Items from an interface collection

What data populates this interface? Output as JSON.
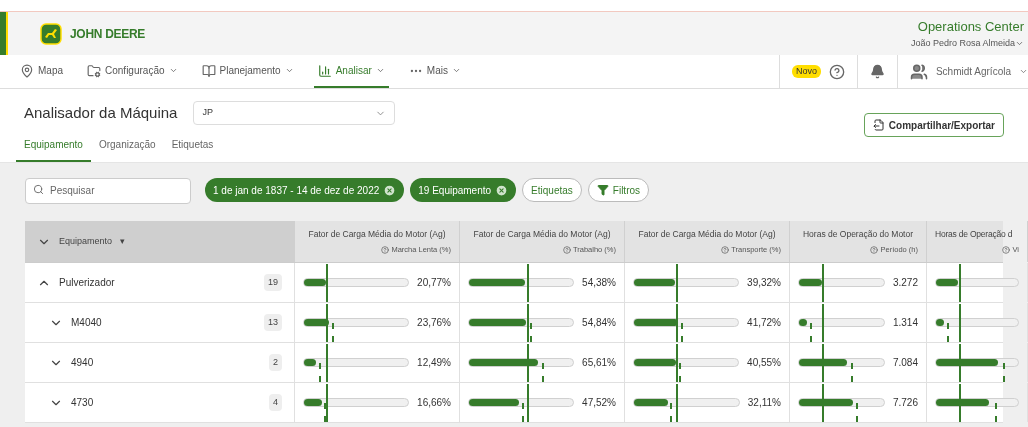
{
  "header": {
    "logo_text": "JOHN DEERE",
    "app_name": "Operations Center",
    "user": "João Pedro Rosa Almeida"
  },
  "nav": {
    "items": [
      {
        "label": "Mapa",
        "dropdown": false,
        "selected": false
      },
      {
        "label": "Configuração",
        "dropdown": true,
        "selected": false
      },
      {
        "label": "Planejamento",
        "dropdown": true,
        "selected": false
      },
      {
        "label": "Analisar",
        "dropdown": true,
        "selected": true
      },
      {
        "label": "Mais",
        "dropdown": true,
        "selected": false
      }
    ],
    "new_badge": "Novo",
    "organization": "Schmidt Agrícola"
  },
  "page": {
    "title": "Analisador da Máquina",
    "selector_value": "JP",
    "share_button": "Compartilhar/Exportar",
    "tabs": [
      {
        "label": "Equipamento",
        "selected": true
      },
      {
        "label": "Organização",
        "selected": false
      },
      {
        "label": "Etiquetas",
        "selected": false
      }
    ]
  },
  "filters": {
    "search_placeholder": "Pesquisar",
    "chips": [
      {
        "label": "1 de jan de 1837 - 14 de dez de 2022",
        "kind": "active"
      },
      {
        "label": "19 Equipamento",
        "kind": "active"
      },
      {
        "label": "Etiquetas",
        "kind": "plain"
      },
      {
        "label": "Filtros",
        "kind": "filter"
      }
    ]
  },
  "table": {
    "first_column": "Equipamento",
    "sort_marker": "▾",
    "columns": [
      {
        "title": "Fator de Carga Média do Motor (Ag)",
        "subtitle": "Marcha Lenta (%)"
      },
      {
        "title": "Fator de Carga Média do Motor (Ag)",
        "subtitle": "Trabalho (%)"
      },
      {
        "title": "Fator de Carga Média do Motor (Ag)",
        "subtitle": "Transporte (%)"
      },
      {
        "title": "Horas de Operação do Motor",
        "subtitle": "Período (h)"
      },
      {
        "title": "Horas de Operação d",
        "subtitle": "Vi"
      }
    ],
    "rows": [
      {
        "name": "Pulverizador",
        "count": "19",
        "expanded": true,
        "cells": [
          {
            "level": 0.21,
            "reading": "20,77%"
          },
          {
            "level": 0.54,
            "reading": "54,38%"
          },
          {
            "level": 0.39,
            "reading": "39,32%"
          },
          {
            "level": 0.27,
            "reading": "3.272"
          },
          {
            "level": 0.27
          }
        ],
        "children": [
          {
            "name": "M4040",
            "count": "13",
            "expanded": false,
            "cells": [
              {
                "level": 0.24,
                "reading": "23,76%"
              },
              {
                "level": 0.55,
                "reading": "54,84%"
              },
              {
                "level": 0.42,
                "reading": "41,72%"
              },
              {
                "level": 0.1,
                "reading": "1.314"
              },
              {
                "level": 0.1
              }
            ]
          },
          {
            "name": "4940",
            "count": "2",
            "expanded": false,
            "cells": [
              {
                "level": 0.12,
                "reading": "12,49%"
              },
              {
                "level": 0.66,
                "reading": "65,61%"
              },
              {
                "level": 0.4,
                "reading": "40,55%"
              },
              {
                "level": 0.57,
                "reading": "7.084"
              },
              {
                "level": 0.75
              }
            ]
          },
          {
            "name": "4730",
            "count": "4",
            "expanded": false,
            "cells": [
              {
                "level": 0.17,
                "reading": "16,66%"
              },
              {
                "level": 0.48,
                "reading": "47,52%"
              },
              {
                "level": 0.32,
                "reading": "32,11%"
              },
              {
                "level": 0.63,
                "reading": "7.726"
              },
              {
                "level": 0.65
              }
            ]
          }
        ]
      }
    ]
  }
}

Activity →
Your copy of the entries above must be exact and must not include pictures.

Exercise result →
What data populates this interface? Output as JSON.
{
  "header": {
    "logo_text": "JOHN DEERE",
    "app_name": "Operations Center",
    "user": "João Pedro Rosa Almeida"
  },
  "nav": {
    "items": [
      {
        "label": "Mapa",
        "dropdown": false,
        "selected": false
      },
      {
        "label": "Configuração",
        "dropdown": true,
        "selected": false
      },
      {
        "label": "Planejamento",
        "dropdown": true,
        "selected": false
      },
      {
        "label": "Analisar",
        "dropdown": true,
        "selected": true
      },
      {
        "label": "Mais",
        "dropdown": true,
        "selected": false
      }
    ],
    "new_badge": "Novo",
    "organization": "Schmidt Agrícola"
  },
  "page": {
    "title": "Analisador da Máquina",
    "selector_value": "JP",
    "share_button": "Compartilhar/Exportar",
    "tabs": [
      {
        "label": "Equipamento",
        "selected": true
      },
      {
        "label": "Organização",
        "selected": false
      },
      {
        "label": "Etiquetas",
        "selected": false
      }
    ]
  },
  "filters": {
    "search_placeholder": "Pesquisar",
    "chips": [
      {
        "label": "1 de jan de 1837 - 14 de dez de 2022",
        "kind": "active"
      },
      {
        "label": "19 Equipamento",
        "kind": "active"
      },
      {
        "label": "Etiquetas",
        "kind": "plain"
      },
      {
        "label": "Filtros",
        "kind": "filter"
      }
    ]
  },
  "table": {
    "first_column": "Equipamento",
    "sort_marker": "▾",
    "columns": [
      {
        "title": "Fator de Carga Média do Motor (Ag)",
        "subtitle": "Marcha Lenta (%)"
      },
      {
        "title": "Fator de Carga Média do Motor (Ag)",
        "subtitle": "Trabalho (%)"
      },
      {
        "title": "Fator de Carga Média do Motor (Ag)",
        "subtitle": "Transporte (%)"
      },
      {
        "title": "Horas de Operação do Motor",
        "subtitle": "Período (h)"
      },
      {
        "title": "Horas de Operação d",
        "subtitle": "Vi"
      }
    ],
    "rows": [
      {
        "name": "Pulverizador",
        "count": "19",
        "expanded": true,
        "cells": [
          {
            "level": 0.21,
            "reading": "20,77%"
          },
          {
            "level": 0.54,
            "reading": "54,38%"
          },
          {
            "level": 0.39,
            "reading": "39,32%"
          },
          {
            "level": 0.27,
            "reading": "3.272"
          },
          {
            "level": 0.27
          }
        ],
        "children": [
          {
            "name": "M4040",
            "count": "13",
            "expanded": false,
            "cells": [
              {
                "level": 0.24,
                "reading": "23,76%"
              },
              {
                "level": 0.55,
                "reading": "54,84%"
              },
              {
                "level": 0.42,
                "reading": "41,72%"
              },
              {
                "level": 0.1,
                "reading": "1.314"
              },
              {
                "level": 0.1
              }
            ]
          },
          {
            "name": "4940",
            "count": "2",
            "expanded": false,
            "cells": [
              {
                "level": 0.12,
                "reading": "12,49%"
              },
              {
                "level": 0.66,
                "reading": "65,61%"
              },
              {
                "level": 0.4,
                "reading": "40,55%"
              },
              {
                "level": 0.57,
                "reading": "7.084"
              },
              {
                "level": 0.75
              }
            ]
          },
          {
            "name": "4730",
            "count": "4",
            "expanded": false,
            "cells": [
              {
                "level": 0.17,
                "reading": "16,66%"
              },
              {
                "level": 0.48,
                "reading": "47,52%"
              },
              {
                "level": 0.32,
                "reading": "32,11%"
              },
              {
                "level": 0.63,
                "reading": "7.726"
              },
              {
                "level": 0.65
              }
            ]
          }
        ]
      }
    ]
  }
}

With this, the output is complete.